#### [Assigned task]
Pick out the lines below with "name" and list them.

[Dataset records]
+ + + + + + +

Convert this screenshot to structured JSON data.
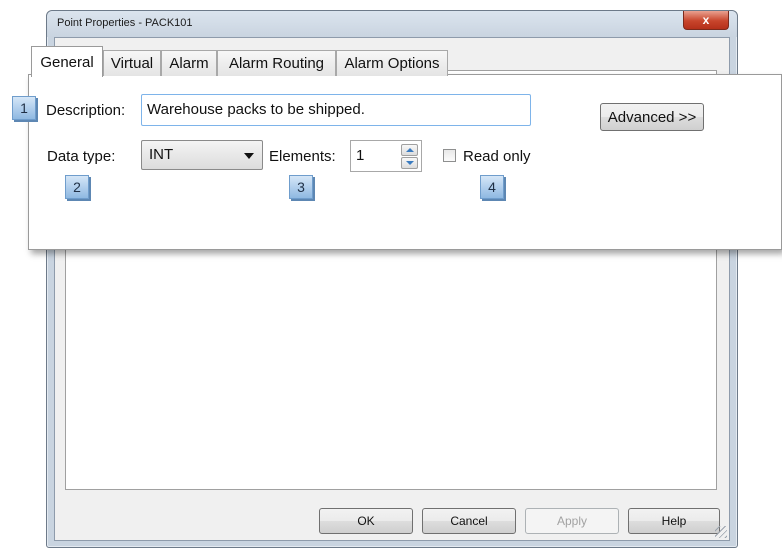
{
  "window": {
    "title": "Point Properties - PACK101",
    "close_glyph": "x"
  },
  "tabs": [
    {
      "label": "General",
      "active": true
    },
    {
      "label": "Virtual",
      "active": false
    },
    {
      "label": "Alarm",
      "active": false
    },
    {
      "label": "Alarm Routing",
      "active": false
    },
    {
      "label": "Alarm Options",
      "active": false
    }
  ],
  "form": {
    "description_label": "Description:",
    "description_value": "Warehouse packs to be shipped.",
    "advanced_label": "Advanced >>",
    "data_type_label": "Data type:",
    "data_type_value": "INT",
    "elements_label": "Elements:",
    "elements_value": "1",
    "read_only_label": "Read only",
    "read_only_checked": false
  },
  "markers": [
    "1",
    "2",
    "3",
    "4"
  ],
  "buttons": {
    "ok": "OK",
    "cancel": "Cancel",
    "apply": "Apply",
    "help": "Help"
  },
  "colors": {
    "marker_fill": "#8fb9e2",
    "close_button": "#c8452c",
    "focus_border": "#7eb4ea"
  }
}
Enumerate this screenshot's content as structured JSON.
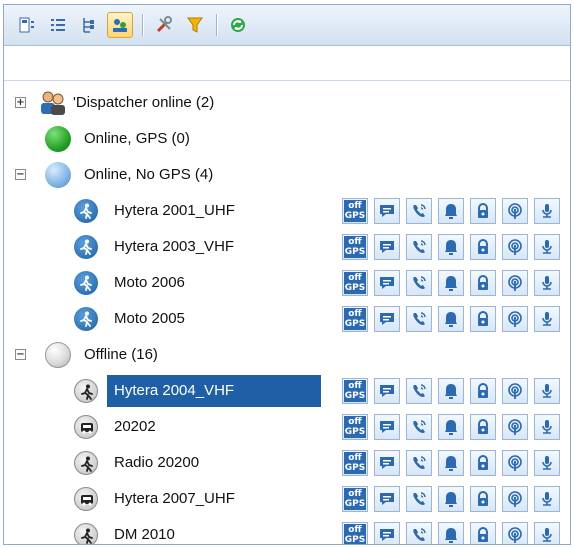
{
  "colors": {
    "accent_blue": "#1f5fa6",
    "online_green": "#1f9c22",
    "online_no_gps_blue": "#7fb3e2",
    "offline_gray": "#c8c8c8",
    "selection": "#1f5fa6"
  },
  "toolbar": {
    "buttons": [
      {
        "icon": "device-info-icon"
      },
      {
        "icon": "list-view-icon"
      },
      {
        "icon": "tree-view-icon"
      },
      {
        "icon": "group-view-icon",
        "active": true
      },
      {
        "icon": "tools-icon"
      },
      {
        "icon": "filter-icon"
      },
      {
        "icon": "refresh-icon"
      }
    ]
  },
  "tree": {
    "dispatcher_group": {
      "label": "'Dispatcher online (2)",
      "icon": "dispatcher-group-icon",
      "expander": "+"
    },
    "online_gps": {
      "label": "Online, GPS (0)",
      "icon": "online-gps-status-icon"
    },
    "online_no_gps": {
      "label": "Online, No GPS (4)",
      "icon": "online-no-gps-status-icon",
      "expander": "−"
    },
    "offline": {
      "label": "Offline (16)",
      "icon": "offline-status-icon",
      "expander": "−"
    },
    "online_devices": [
      {
        "name": "Hytera 2001_UHF",
        "icon": "walking-person-icon"
      },
      {
        "name": "Hytera 2003_VHF",
        "icon": "walking-person-icon"
      },
      {
        "name": "Moto 2006",
        "icon": "walking-person-icon"
      },
      {
        "name": "Moto 2005",
        "icon": "walking-person-icon"
      }
    ],
    "offline_devices": [
      {
        "name": "Hytera 2004_VHF",
        "icon": "walking-person-icon",
        "selected": true
      },
      {
        "name": "20202",
        "icon": "vehicle-icon"
      },
      {
        "name": "Radio 20200",
        "icon": "walking-person-icon"
      },
      {
        "name": "Hytera 2007_UHF",
        "icon": "vehicle-icon"
      },
      {
        "name": "DM 2010",
        "icon": "walking-person-icon"
      }
    ],
    "action_buttons": {
      "gps_line1": "off",
      "gps_line2": "GPS",
      "icons": [
        "message-icon",
        "call-icon",
        "alarm-bell-icon",
        "lock-icon",
        "remote-monitor-icon",
        "microphone-icon"
      ]
    }
  }
}
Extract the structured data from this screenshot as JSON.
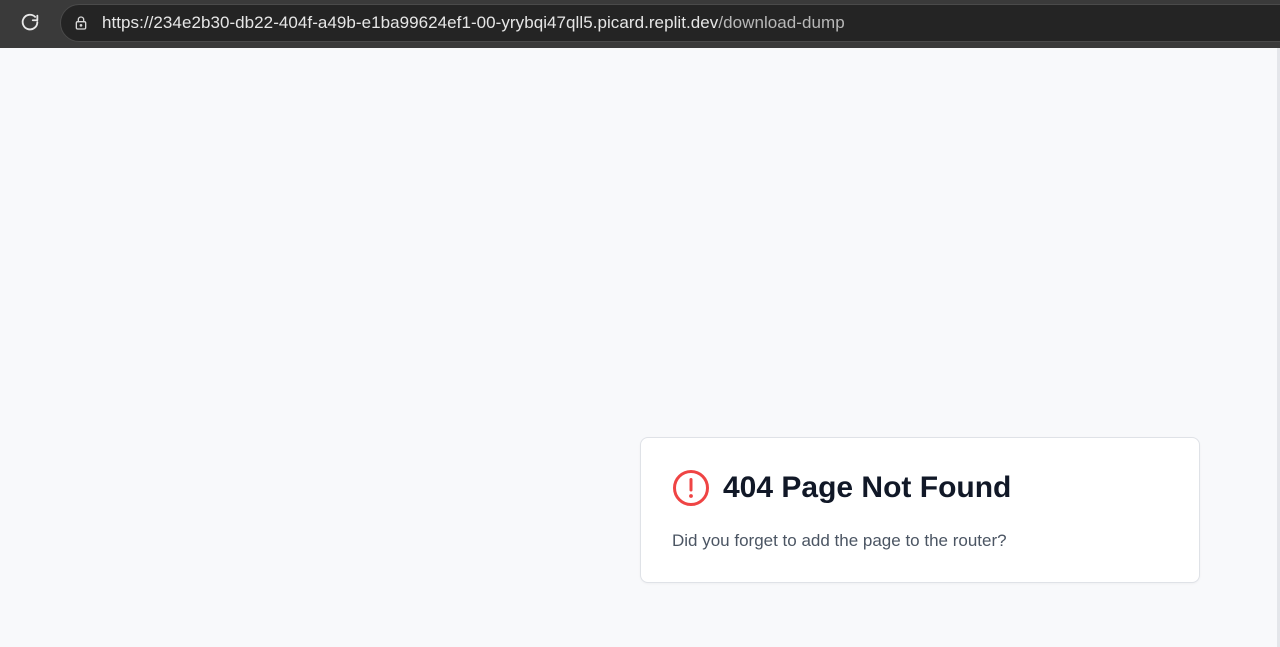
{
  "browser": {
    "url_base": "https://234e2b30-db22-404f-a49b-e1ba99624ef1-00-yrybqi47qll5.picard.replit.dev",
    "url_path": "/download-dump",
    "reload_icon": "reload-icon",
    "lock_icon": "lock-icon"
  },
  "error_card": {
    "title": "404 Page Not Found",
    "message": "Did you forget to add the page to the router?",
    "icon": "alert-circle-icon",
    "accent_color": "#ef4444"
  }
}
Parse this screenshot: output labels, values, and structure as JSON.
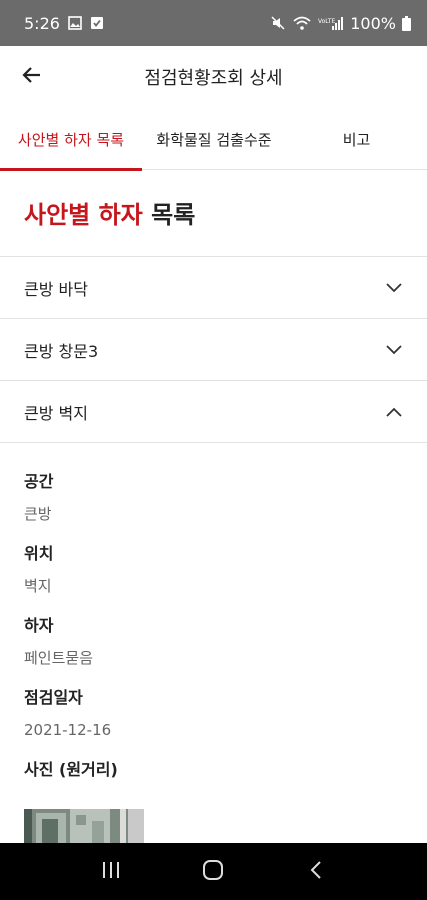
{
  "status_bar": {
    "time": "5:26",
    "battery": "100%",
    "icons": [
      "gallery-icon",
      "check-icon",
      "mute-icon",
      "wifi-icon",
      "signal-icon",
      "battery-icon"
    ]
  },
  "header": {
    "title": "점검현황조회 상세",
    "back_icon": "arrow-left-icon"
  },
  "tabs": [
    {
      "label": "사안별 하자 목록",
      "active": true
    },
    {
      "label": "화학물질 검출수준",
      "active": false
    },
    {
      "label": "비고",
      "active": false
    }
  ],
  "section": {
    "title_highlight": "사안별 하자",
    "title_rest": " 목록"
  },
  "accordion": [
    {
      "label": "큰방 바닥",
      "expanded": false
    },
    {
      "label": "큰방 창문3",
      "expanded": false
    },
    {
      "label": "큰방 벽지",
      "expanded": true
    }
  ],
  "details": {
    "space_label": "공간",
    "space_value": "큰방",
    "location_label": "위치",
    "location_value": "벽지",
    "defect_label": "하자",
    "defect_value": "페인트묻음",
    "date_label": "점검일자",
    "date_value": "2021-12-16",
    "photo_label": "사진 (원거리)"
  },
  "colors": {
    "accent": "#c4161c",
    "status_bar": "#6b6b6b",
    "nav_bar": "#000000"
  },
  "nav_bar": {
    "icons": [
      "recent-apps-icon",
      "home-icon",
      "back-icon"
    ]
  }
}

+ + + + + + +

#### [Written answer]
        "name": "Hytera 2001_UHF",
        "name": "Hytera 2003_VHF",
        "name": "Moto 2006",
        "name": "Moto 2005",
        "name": "Hytera 2004_VHF",
        "name": "20202",
        "name": "Radio 20200",
        "name": "Hytera 2007_UHF",
        "name": "DM 2010",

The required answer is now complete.